Since pictures are not wanted, repeat only the text of the records, word for word.

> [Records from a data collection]
= Beginning of Section =

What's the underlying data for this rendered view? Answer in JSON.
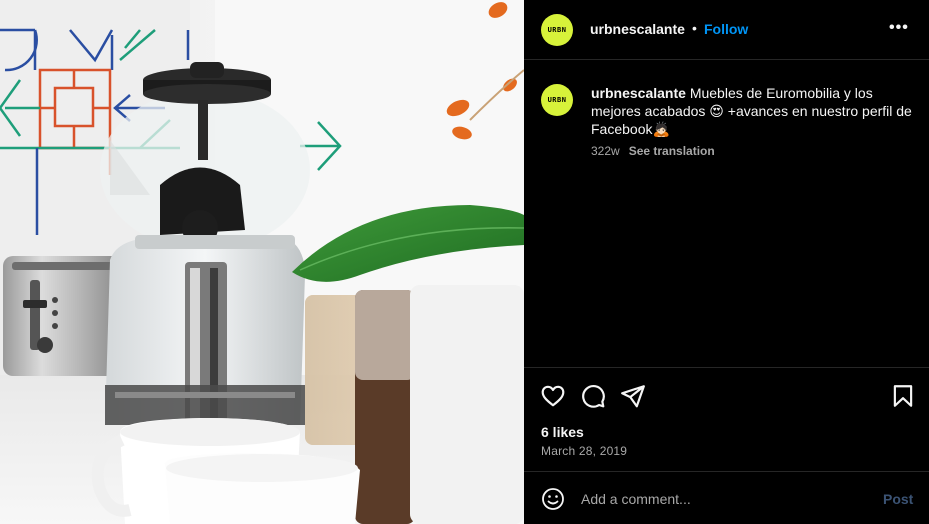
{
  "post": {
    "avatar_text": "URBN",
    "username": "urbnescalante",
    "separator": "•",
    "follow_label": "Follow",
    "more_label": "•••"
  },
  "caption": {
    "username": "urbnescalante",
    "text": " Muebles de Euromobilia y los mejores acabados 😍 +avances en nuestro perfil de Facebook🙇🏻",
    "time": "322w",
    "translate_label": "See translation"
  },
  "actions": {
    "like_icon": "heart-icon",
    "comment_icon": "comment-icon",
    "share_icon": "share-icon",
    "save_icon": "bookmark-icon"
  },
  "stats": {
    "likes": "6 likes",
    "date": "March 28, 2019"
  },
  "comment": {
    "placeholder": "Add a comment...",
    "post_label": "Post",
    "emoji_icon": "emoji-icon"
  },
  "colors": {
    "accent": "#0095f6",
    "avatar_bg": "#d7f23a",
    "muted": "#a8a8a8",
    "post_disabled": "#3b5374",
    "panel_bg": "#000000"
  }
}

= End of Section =

> [Written answer]
What's the underlying data for this rendered view? Answer in JSON.
{
  "post": {
    "avatar_text": "URBN",
    "username": "urbnescalante",
    "separator": "•",
    "follow_label": "Follow",
    "more_label": "•••"
  },
  "caption": {
    "username": "urbnescalante",
    "text": " Muebles de Euromobilia y los mejores acabados 😍 +avances en nuestro perfil de Facebook🙇🏻",
    "time": "322w",
    "translate_label": "See translation"
  },
  "actions": {
    "like_icon": "heart-icon",
    "comment_icon": "comment-icon",
    "share_icon": "share-icon",
    "save_icon": "bookmark-icon"
  },
  "stats": {
    "likes": "6 likes",
    "date": "March 28, 2019"
  },
  "comment": {
    "placeholder": "Add a comment...",
    "post_label": "Post",
    "emoji_icon": "emoji-icon"
  },
  "colors": {
    "accent": "#0095f6",
    "avatar_bg": "#d7f23a",
    "muted": "#a8a8a8",
    "post_disabled": "#3b5374",
    "panel_bg": "#000000"
  }
}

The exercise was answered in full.